Bear in mind, the following opinions and information are based on a preview of the attraction, and is subject to change once the area is open to the public. BEWARE: Minor spoilers ahead.
Ollivanders Wand Shop and Interactive Wands
APPEAL BY AGE
- PRESCHOOL 4 stars
- GRADE SCHOOL 5 stars
- TEENS 4 stars
- YOUNG ADULTS 4 stars
- OVER 30 3 1/2 stars
- SENIORS 3 1/2 stars
What it is Combination wizarding demonstration and shopping op.
Scope and scale Major attraction.
When to go Just before or after riding Harry Potter and the Escape from Gringotts.
Special comments Audience stands.
Authors’ rating Enchanting; 4 stars.

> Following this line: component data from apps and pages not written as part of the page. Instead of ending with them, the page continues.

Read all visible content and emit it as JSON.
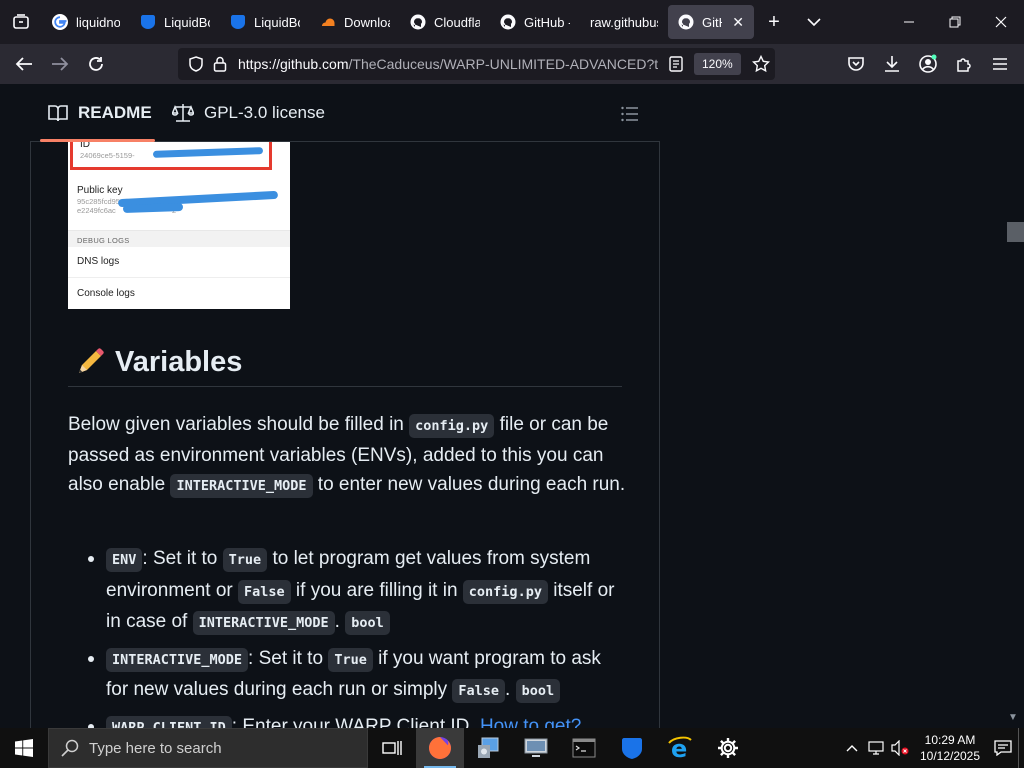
{
  "browser": {
    "tabs": [
      {
        "label": "liquidno",
        "icon": "google-icon",
        "active": false
      },
      {
        "label": "LiquidBo",
        "icon": "shield-icon",
        "active": false
      },
      {
        "label": "LiquidBo",
        "icon": "shield-icon",
        "active": false
      },
      {
        "label": "Downloa",
        "icon": "cloudflare-icon",
        "active": false
      },
      {
        "label": "Cloudfla",
        "icon": "github-icon",
        "active": false
      },
      {
        "label": "GitHub -",
        "icon": "github-icon",
        "active": false
      },
      {
        "label": "raw.githubus",
        "icon": "none",
        "active": false
      },
      {
        "label": "GitHu",
        "icon": "github-icon",
        "active": true
      }
    ],
    "url_host": "https://github.com",
    "url_path": "/TheCaduceus/WARP-UNLIMITED-ADVANCED?tab",
    "zoom": "120%"
  },
  "readme_header": {
    "readme_tab": "README",
    "license_tab": "GPL-3.0 license"
  },
  "screenshot_image": {
    "id_label": "ID",
    "id_value": "24069ce5-5159-",
    "public_key_label": "Public key",
    "public_key_line1": "95c285fcd95",
    "public_key_line2": "e2249fc6ac",
    "public_key_tail": "2",
    "debug_logs": "DEBUG LOGS",
    "dns_logs": "DNS logs",
    "console_logs": "Console logs"
  },
  "content": {
    "heading_icon": "pencil-icon",
    "heading": "Variables",
    "intro": {
      "p1": "Below given variables should be filled in ",
      "c1": "config.py",
      "p2": " file or can be passed as environment variables (ENVs), added to this you can also enable ",
      "c2": "INTERACTIVE_MODE",
      "p3": " to enter new values during each run."
    },
    "items": [
      {
        "c0": "ENV",
        "t1": ": Set it to ",
        "c1": "True",
        "t2": " to let program get values from system environment or ",
        "c2": "False",
        "t3": " if you are filling it in ",
        "c3": "config.py",
        "t4": " itself or in case of ",
        "c4": "INTERACTIVE_MODE",
        "t5": ". ",
        "c5": "bool"
      },
      {
        "c0": "INTERACTIVE_MODE",
        "t1": ": Set it to ",
        "c1": "True",
        "t2": " if you want program to ask for new values during each run or simply ",
        "c2": "False",
        "t3": ". ",
        "c3": "bool"
      },
      {
        "c0": "WARP_CLIENT_ID",
        "t1": ": Enter your WARP Client ID. ",
        "link": "How to get?",
        "t2": "."
      }
    ]
  },
  "taskbar": {
    "search_placeholder": "Type here to search",
    "time": "10:29 AM",
    "date": "10/12/2025"
  }
}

Duration of presentation 6 minutes.
Probable waiting time per 100 people ahead of you 7 minutes.
DESCRIPTION AND COMMENTS
Ollivanders, located in Diagon Alley in the books and films, somehow sprouted a branch location in Hogsmeade at IOA. Potter purists pointed out this misplacement, but the wand shop stayed put with J.K. Rowling’s blessing and became one of the more popular features of The Wizarding World. It also became a horrendous bottleneck, with long lines where guests roasted in an unshaded queue. In the Diagon Alley version, Ollivanders assumes its rightful place, and with much larger digs. At IOA, only 24 guests at a time can experience the little drama where wands choose a wizard (rather than the other way around). At the Studios, the shop has three separate choosing chambers, turning it from a popular curiosity into an actual attraction. As for the IOA location, it continues to operate.

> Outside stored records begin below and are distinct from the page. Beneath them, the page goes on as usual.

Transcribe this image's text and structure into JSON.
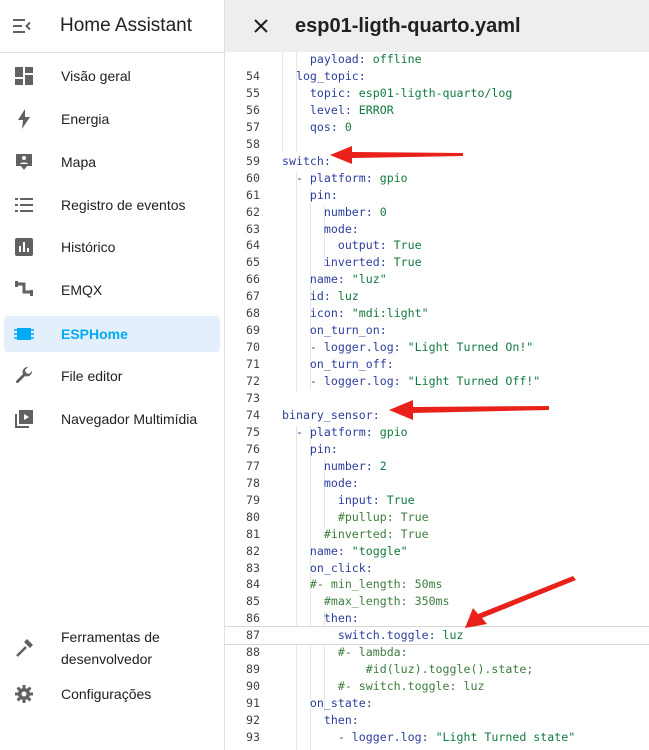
{
  "app": {
    "title": "Home Assistant"
  },
  "sidebar": {
    "items": [
      {
        "label": "Visão geral",
        "icon": "dashboard-icon"
      },
      {
        "label": "Energia",
        "icon": "lightning-icon"
      },
      {
        "label": "Mapa",
        "icon": "map-icon"
      },
      {
        "label": "Registro de eventos",
        "icon": "list-icon"
      },
      {
        "label": "Histórico",
        "icon": "chart-icon"
      },
      {
        "label": "EMQX",
        "icon": "pipe-icon"
      },
      {
        "label": "ESPHome",
        "icon": "chip-icon",
        "active": true
      },
      {
        "label": "File editor",
        "icon": "wrench-icon"
      },
      {
        "label": "Navegador Multimídia",
        "icon": "media-icon"
      }
    ],
    "bottom": [
      {
        "label": "Ferramentas de desenvolvedor",
        "icon": "hammer-icon"
      },
      {
        "label": "Configurações",
        "icon": "gear-icon"
      }
    ]
  },
  "editor": {
    "file_name": "esp01-ligth-quarto.yaml",
    "lines": [
      {
        "n": "",
        "text": "    payload: offline"
      },
      {
        "n": "54",
        "text": "  log_topic:"
      },
      {
        "n": "55",
        "text": "    topic: esp01-ligth-quarto/log"
      },
      {
        "n": "56",
        "text": "    level: ERROR"
      },
      {
        "n": "57",
        "text": "    qos: 0"
      },
      {
        "n": "58",
        "text": ""
      },
      {
        "n": "59",
        "text": "switch:"
      },
      {
        "n": "60",
        "text": "  - platform: gpio"
      },
      {
        "n": "61",
        "text": "    pin:"
      },
      {
        "n": "62",
        "text": "      number: 0"
      },
      {
        "n": "63",
        "text": "      mode:"
      },
      {
        "n": "64",
        "text": "        output: True"
      },
      {
        "n": "65",
        "text": "      inverted: True"
      },
      {
        "n": "66",
        "text": "    name: \"luz\""
      },
      {
        "n": "67",
        "text": "    id: luz"
      },
      {
        "n": "68",
        "text": "    icon: \"mdi:light\""
      },
      {
        "n": "69",
        "text": "    on_turn_on:"
      },
      {
        "n": "70",
        "text": "    - logger.log: \"Light Turned On!\""
      },
      {
        "n": "71",
        "text": "    on_turn_off:"
      },
      {
        "n": "72",
        "text": "    - logger.log: \"Light Turned Off!\""
      },
      {
        "n": "73",
        "text": ""
      },
      {
        "n": "74",
        "text": "binary_sensor:"
      },
      {
        "n": "75",
        "text": "  - platform: gpio"
      },
      {
        "n": "76",
        "text": "    pin:"
      },
      {
        "n": "77",
        "text": "      number: 2"
      },
      {
        "n": "78",
        "text": "      mode:"
      },
      {
        "n": "79",
        "text": "        input: True"
      },
      {
        "n": "80",
        "text": "        #pullup: True"
      },
      {
        "n": "81",
        "text": "      #inverted: True"
      },
      {
        "n": "82",
        "text": "    name: \"toggle\""
      },
      {
        "n": "83",
        "text": "    on_click:"
      },
      {
        "n": "84",
        "text": "    #- min_length: 50ms"
      },
      {
        "n": "85",
        "text": "      #max_length: 350ms"
      },
      {
        "n": "86",
        "text": "      then:"
      },
      {
        "n": "87",
        "text": "        switch.toggle: luz"
      },
      {
        "n": "88",
        "text": "        #- lambda:"
      },
      {
        "n": "89",
        "text": "            #id(luz).toggle().state;"
      },
      {
        "n": "90",
        "text": "        #- switch.toggle: luz"
      },
      {
        "n": "91",
        "text": "    on_state:"
      },
      {
        "n": "92",
        "text": "      then:"
      },
      {
        "n": "93",
        "text": "        - logger.log: \"Light Turned state\""
      }
    ],
    "active_line": "87"
  },
  "colors": {
    "accent": "#03a9f4",
    "annotation_arrow": "#e8211b",
    "active_nav_bg": "#e3f0fb"
  }
}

The actual show inside is identical to the original outpost in script and special effects, but the Celtic zodiac-inspired wands ($45) presented in the ceremony are now the new, more detailed interactive models that interact with shop windows throughout the Wizarding World. After the presentation, guests exit into a greatly enlarged gift shop, where interactive wands modeled after those wielded by Harry, Hermione, and Dumbledore are also available, along with non-interactive replica wands ($35) for a vast variety of characters, and toy “learner” wands ($25) for li’l wizards.

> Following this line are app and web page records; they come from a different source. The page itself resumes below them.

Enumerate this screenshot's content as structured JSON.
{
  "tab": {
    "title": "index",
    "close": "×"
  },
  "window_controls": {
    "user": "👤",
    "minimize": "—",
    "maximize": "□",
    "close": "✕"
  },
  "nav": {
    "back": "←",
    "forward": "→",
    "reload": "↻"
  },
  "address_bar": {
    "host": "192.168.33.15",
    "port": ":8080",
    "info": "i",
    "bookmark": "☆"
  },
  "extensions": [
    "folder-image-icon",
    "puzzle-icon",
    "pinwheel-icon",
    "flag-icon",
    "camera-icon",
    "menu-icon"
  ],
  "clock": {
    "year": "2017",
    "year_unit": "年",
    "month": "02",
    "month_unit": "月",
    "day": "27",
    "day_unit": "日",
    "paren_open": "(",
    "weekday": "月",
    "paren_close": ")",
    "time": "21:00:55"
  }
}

Medallions embedded in the ground designate a couple dozen locations spilt between the two Wizarding Worlds, where hidden cameras in storefront windows can detect the waving of these special wands, and respond to the correct motions with special effects both projected and practical. You might use the swish-and-flick of “Wingardium Leviosa” to levitate one object, or the figure-four “Locomotor” spell to animate another. It’s a much more thematically satisfying form of interactivity than the gimmicky games found at Magic Kingdom, but it can take some practice to get the hang of spell-casting; wizards will supposedly be stationed at windows to coach novices and supply loaner wands, but it’s easy to imagine how demand for the experience may prove unmagically unmanageable at peak times. A map provided with each wand purchase details the location and movement for most effects, but there are some secret ones to discover on your own.
If your young ’un is selected to test-drive a wand, be forewarned that you’ll have to buy it if you want to take it home.
Note that the price of the interactive wands includes unlimited activations of the hidden effects; you don’t have to pay to “recharge” your wand on subsequent visits, or even replace a battery.